IR35 in the Private Sector is coming… but are you prepared?

IR35 in the Private Sector is coming… but are you prepared?

Private sector firms need to prepare and take their time to understand the complexities of the incoming IR35 tax avoidance reforms or risk losing their contractor talent!

Under the reforms due in April 2020, medium to large private-sector organisations will take responsibility for determining whether the contractors they engage with should be taxed in the same way as salaried employees (inside IR35) or off-payroll workers (outside IR35).

Under the current legislation, it is down to contractors to self-declare how they think they should be taxed.

In April 2017, the IR35 reform in the Public Sector was introduced and in the lead-up to and aftermath to these changes, there were numerous reports of contractors walking out across government departments, and claims that many had had their engagements incorrectly classified.

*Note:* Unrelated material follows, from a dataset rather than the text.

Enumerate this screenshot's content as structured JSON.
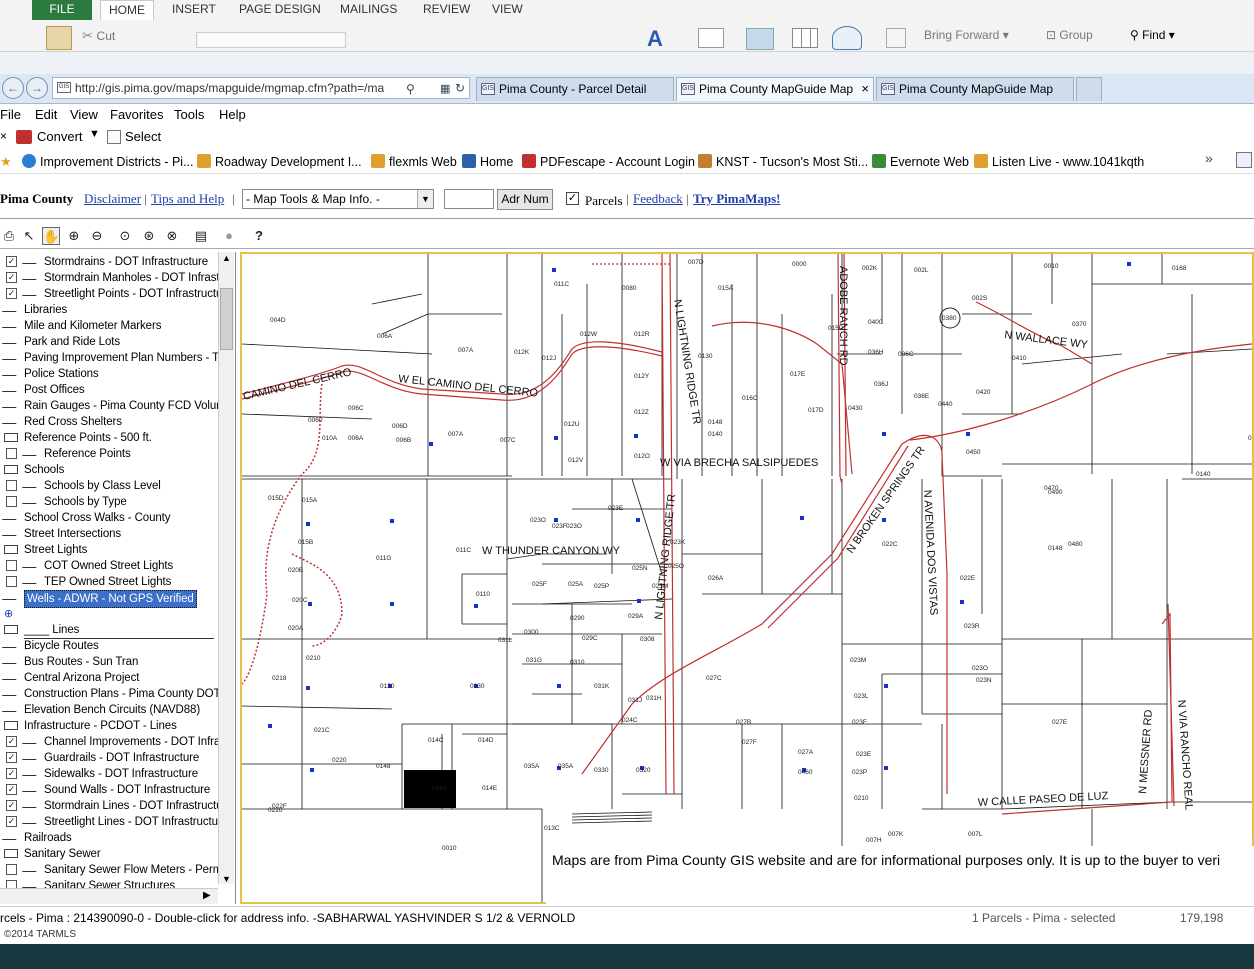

It is now feared that the same could happen again once the reforms apply to the private sector, unless firms take the time now to get to grips with the rules and their new responsibilities and we are starting to see some of the tell tale signs emerging…

Barclays prepare for IR35 reforms…

According to HMRC’s IR35 guidance, organisations are supposed to assess the tax status of each contractor they engage with on an individual basis, but evidence from the Public Sector Reform suggests that has not always been the case and the announcement by Barclays has come as no real surprise!

A knock on effect of large businesses refusing to engage limited company contractors due to IR35 changes from April 2020 has begun. Morgan Stanley and M&G Investments, Barclays and Lloyds have now all said that they will not enter into contractual agreements with PSC engagements.

IR35 & Working with Clarity Umbrella

For those contractor’s caught in the cross fire, working via an umbrella company may be one of the options they have moving forwards. If you are looking to operate via an umbrella then you need to make sure you understand exactly what you are getting before you accept the assignment.

One of the biggest changes will be that to your take home, if you are not able to negotiate a rate increase, then please do use our online calculator to assess what your take home may be working as an employee of the umbrella.

Photo by JESHOOTS.com from Pexels.

What does an umbrella company do?

So we’ve been asked to explain in simplistic terms what an umbrella company does! So here goes…

Working via an umbrella company is an alternative to operating your own Ltd company. It was deemed an option that required minimum hassle, minimum paperwork and ensured all taxes were paid at source under PAYE.

At Clarity, we run payroll for individuals who are working on a temporary assignment with a client, but wish for their taxes to be taken care of and to work under a contract of employment giving them statutory employment rights.

In April 2020, the way in which end clients engage with contractors is about to change (applicable to medium / large businesses). This is covered under a piece of legislation called IR35. If the end client deems an individual is akin to an employee, then HMRC expects them to be paid as an employee ie paying PAYE taxes, not drawing dividends!

Working via an umbrella company, the brolly is deemed the employer and the end client’s liabilities for tax are negated.

The contractor, should I say employee, is employed under a contract of employment, receives a payslip everytime they are paid, and at the end of the employment they will receive a P45, as per standard employment.

BUT, working via an umbrella company is not exactly the same as normal employment, so you will need to ensure that you know exactly what you are getting before you sign up.

For more information on understanding your take home through an umbrella please click here.